A retrospective research design was used. Wellness data were collected and analyzed for 2 American college football seasons.
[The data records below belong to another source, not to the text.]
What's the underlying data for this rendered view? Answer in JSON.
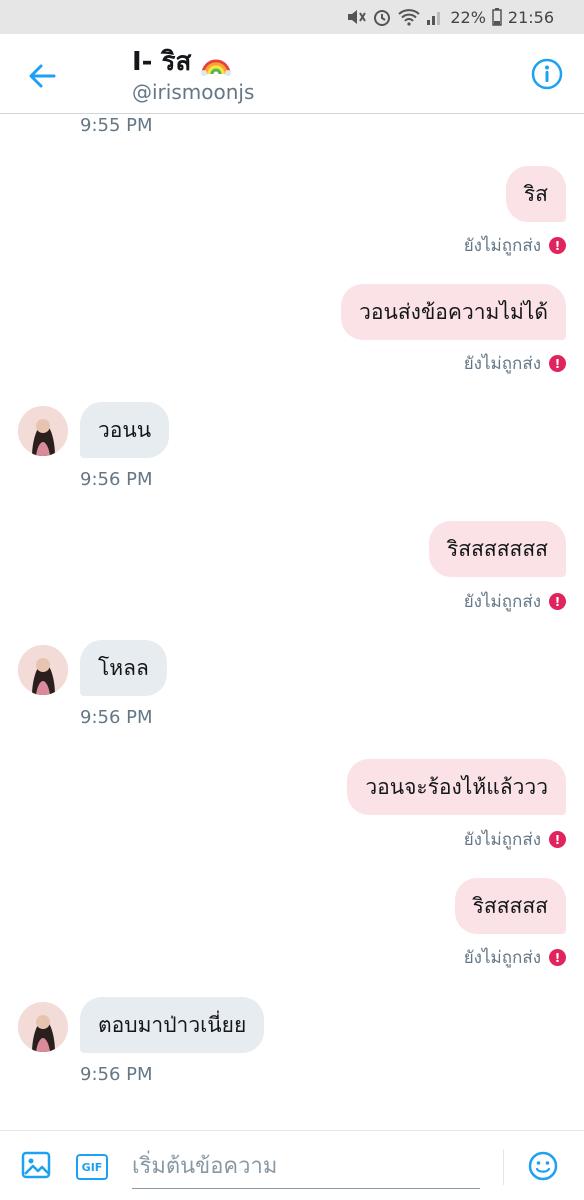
{
  "status_bar": {
    "battery": "22%",
    "time": "21:56"
  },
  "header": {
    "title": "I- ริส",
    "handle": "@irismoonjs"
  },
  "messages": [
    {
      "ts": "9:55 PM"
    },
    {
      "text": "ริส",
      "status": "ยังไม่ถูกส่ง"
    },
    {
      "text": "วอนส่งข้อความไม่ได้",
      "status": "ยังไม่ถูกส่ง"
    },
    {
      "text": "วอนน",
      "ts": "9:56 PM"
    },
    {
      "text": "ริสสสสสสส",
      "status": "ยังไม่ถูกส่ง"
    },
    {
      "text": "โหลล",
      "ts": "9:56 PM"
    },
    {
      "text": "วอนจะร้องไห้แล้ววว",
      "status": "ยังไม่ถูกส่ง"
    },
    {
      "text": "ริสสสสส",
      "status": "ยังไม่ถูกส่ง"
    },
    {
      "text": "ตอบมาป่าวเนี่ยย",
      "ts": "9:56 PM"
    }
  ],
  "composer": {
    "placeholder": "เริ่มต้นข้อความ",
    "gif_label": "GIF"
  },
  "colors": {
    "accent": "#1da1f2",
    "error": "#e0245e",
    "outgoing_bubble": "#fbe2e6",
    "incoming_bubble": "#e6ecf0"
  }
}
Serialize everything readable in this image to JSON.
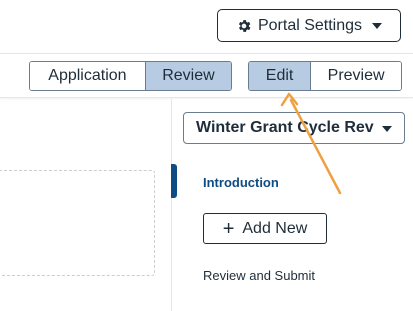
{
  "header": {
    "portal_settings_label": "Portal Settings",
    "portal_settings_icon": "gear-icon"
  },
  "toolbar": {
    "view_toggle": [
      {
        "label": "Application",
        "active": false
      },
      {
        "label": "Review",
        "active": true
      }
    ],
    "mode_toggle": [
      {
        "label": "Edit",
        "active": true
      },
      {
        "label": "Preview",
        "active": false
      }
    ]
  },
  "sidebar": {
    "cycle_select_value": "Winter Grant Cycle Rev",
    "items": [
      {
        "label": "Introduction",
        "active": true
      },
      {
        "label": "Review and Submit",
        "active": false
      }
    ],
    "add_new_label": "Add New"
  },
  "colors": {
    "active_segment": "#b7cce3",
    "accent": "#0f4c81",
    "annotation_arrow": "#f0a040"
  }
}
Perceptions of soreness, sleep, energy, and overall wellness were obtained for the day before each game (GD–1) and the days after each game (GD+2, GD+3, and GD+4). Standardized effect-size (ES) analyses ± 90% confidence intervals were used to interpret the magnitude of the mean differences between all time points for the start, middle, and finish of the season, using the following qualitative descriptors: 0–0.19 trivial, 0.2–0.59 small, 0.6–1.19 moderate, 1.2–1.99 large, <2.0 very large.
Overall wellness showed small ES reductions on GD+2 (d = 0.22 ± 0.09, likely [94.8%]), GD+3 (d = 0.37 ± 0.15, very likely), and GD+4 (d = 0.29 ± 0.12, very likely) compared with GD–1. There were small ES reductions for soreness between GD–1 and GD+2, GD+3, and GD +4 (d = 0.21 ± 0.09, likely, d = 0.29 ± 0.12, very likely, and 0.30 ± 0.12, very likely, respectively). Small ES reductions were also evident between GD–1 and GD+3 (d = 0.21 ± 0.09, likely) for sleep. Feelings of energy showed small ESs on GD+3 (d = 0.27 ± 0.11, very likely) and GD+4 (d = 0.22 ± 0.09, likely) compared with GD–1.
All wellness markers were likely to very likely worse on GD+3 and GD+4 than on GD–1. These findings show that perceptual wellness takes longer than 4 d to return to pregame levels and thus should be considered when prescribing training and/or recovery.